As in all Acura products, there are virtually no options. In the case of the TL, you purchase packages with the base TL starting at $35,715 and the base SH-AWD starting at $39,265.
We highly recommend adding the technology package for $3,690 whether you opt for the base or the SH-AWD. It includes a hard-drive based navigation with voice recognition, real-time traffic, real-time weather forecasts, GPS-linked and a solar-sensing adaptive climate control system, keyless ignition, a rearview camera and the DVD audio system with 12.7 GB of digital music storage.

Summer tires and 19-inch wheels can be added for another grand.

Our SH-AWD test car with technology package came in at $42,995 including destination charge.

If you can get past the controversial front end as many do, you will find a rewarding driving experience worth a serious look.


Base price: $35,715; as driven, $42,995
Engine: 3.7-liter V-6
Horsepower: 306 @ 6,300 rpm
Torque: 275 foot-pounds @ 5,000 rpm
Drive: all-wheel
Transmission: 5-speed automatic
Seating: 2/3
Wheelbase: 109.3 inches
Length: 195.3 inches
Curb weight: 3,955 pounds
Turning circle: 38.5 feet
Luggage capacity: 13.1 cubic feet
Fuel capacity: 18.5 gallons (premium)
EPA rating: 25 mpg highway, 17 city
0-60: 6.3 seconds (Road & Track)
Also consider: BMW 335i, Cadillac CTS, and Infiniti G37

The Good
• Aggressive all-wheel drive system
• Many high-tech features
• One of the best automotive sound systems in existence

The Bad
• Price is up between a $1,000 and $3,000 over 2008 models

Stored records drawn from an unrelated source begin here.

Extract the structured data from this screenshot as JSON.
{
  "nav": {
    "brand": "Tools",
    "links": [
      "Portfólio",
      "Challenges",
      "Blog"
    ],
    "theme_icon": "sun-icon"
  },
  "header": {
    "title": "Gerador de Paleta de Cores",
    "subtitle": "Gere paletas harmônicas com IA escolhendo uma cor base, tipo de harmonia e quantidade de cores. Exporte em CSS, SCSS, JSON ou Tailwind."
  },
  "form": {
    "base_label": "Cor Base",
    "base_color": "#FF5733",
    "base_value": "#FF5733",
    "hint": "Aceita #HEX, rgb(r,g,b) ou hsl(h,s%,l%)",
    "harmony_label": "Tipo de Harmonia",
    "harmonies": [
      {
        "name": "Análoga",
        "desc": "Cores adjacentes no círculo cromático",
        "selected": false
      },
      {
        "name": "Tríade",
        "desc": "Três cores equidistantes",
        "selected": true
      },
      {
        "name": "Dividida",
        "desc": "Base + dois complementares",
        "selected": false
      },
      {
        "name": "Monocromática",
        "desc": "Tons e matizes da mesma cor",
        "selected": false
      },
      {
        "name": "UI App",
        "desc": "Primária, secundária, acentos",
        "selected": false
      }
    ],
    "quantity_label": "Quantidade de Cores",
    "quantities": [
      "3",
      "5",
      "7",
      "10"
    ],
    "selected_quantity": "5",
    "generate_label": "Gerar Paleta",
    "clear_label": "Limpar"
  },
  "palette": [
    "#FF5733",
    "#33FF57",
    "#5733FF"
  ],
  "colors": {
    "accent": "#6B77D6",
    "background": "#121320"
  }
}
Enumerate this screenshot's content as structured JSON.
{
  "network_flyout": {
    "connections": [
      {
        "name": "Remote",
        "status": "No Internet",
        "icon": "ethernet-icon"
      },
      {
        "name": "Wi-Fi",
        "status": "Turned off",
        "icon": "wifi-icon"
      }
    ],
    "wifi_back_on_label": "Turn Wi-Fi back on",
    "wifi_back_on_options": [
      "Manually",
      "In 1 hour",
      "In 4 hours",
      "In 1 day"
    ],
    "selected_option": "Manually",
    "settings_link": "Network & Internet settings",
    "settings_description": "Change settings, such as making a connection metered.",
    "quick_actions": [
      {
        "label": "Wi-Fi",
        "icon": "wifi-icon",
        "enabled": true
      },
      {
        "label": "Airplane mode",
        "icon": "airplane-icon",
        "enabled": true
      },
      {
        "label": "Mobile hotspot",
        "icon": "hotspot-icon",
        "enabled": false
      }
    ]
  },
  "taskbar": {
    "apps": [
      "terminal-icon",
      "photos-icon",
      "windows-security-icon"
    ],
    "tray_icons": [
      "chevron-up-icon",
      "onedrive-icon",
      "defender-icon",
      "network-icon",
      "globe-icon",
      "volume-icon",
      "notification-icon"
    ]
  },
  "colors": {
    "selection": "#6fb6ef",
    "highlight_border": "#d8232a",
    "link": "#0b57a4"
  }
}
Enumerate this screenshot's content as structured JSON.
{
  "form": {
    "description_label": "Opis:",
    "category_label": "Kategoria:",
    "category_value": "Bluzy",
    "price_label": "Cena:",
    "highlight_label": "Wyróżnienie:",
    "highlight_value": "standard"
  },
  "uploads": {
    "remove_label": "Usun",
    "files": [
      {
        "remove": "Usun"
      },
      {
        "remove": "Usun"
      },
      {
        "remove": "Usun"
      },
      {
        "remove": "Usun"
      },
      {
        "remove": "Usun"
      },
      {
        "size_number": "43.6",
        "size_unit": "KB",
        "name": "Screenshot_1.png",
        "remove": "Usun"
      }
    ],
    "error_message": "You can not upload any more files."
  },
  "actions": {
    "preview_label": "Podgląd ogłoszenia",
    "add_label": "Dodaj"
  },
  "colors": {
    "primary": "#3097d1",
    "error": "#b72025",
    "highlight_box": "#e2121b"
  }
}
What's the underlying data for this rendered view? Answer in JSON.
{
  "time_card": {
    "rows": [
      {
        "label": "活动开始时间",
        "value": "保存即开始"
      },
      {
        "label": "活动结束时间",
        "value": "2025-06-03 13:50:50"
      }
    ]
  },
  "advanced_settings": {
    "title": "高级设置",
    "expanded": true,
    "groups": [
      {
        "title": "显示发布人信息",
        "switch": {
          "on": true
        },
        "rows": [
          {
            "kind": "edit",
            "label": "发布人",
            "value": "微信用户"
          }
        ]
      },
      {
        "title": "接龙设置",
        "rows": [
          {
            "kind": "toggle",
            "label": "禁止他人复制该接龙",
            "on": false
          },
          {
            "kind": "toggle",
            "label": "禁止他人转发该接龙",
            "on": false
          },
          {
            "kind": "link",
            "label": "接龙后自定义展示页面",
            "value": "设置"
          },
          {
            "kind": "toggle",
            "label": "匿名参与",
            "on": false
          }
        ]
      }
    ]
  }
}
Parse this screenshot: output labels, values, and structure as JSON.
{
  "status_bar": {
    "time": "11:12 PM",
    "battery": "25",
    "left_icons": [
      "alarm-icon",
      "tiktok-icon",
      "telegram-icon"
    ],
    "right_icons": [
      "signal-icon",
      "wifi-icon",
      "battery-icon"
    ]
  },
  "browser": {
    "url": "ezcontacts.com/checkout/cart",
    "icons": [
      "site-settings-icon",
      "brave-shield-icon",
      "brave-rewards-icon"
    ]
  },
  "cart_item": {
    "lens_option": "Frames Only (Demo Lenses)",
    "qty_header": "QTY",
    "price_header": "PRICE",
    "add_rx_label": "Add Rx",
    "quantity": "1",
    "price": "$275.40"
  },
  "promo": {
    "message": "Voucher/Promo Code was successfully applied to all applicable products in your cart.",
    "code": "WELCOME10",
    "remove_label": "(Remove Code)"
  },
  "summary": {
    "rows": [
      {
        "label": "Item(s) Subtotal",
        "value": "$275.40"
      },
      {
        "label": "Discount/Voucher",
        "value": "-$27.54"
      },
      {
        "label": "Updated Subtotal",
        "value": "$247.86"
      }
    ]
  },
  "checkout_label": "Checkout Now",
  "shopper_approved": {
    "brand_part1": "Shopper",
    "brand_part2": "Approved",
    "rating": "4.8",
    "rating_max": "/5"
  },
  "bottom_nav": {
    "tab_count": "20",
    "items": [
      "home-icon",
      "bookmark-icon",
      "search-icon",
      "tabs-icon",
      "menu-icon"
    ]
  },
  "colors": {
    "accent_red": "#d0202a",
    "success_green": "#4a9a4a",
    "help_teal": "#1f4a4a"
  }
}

The Ugly
• Acura wanted to make a styling statement, but unfortunately it might be the wrong statement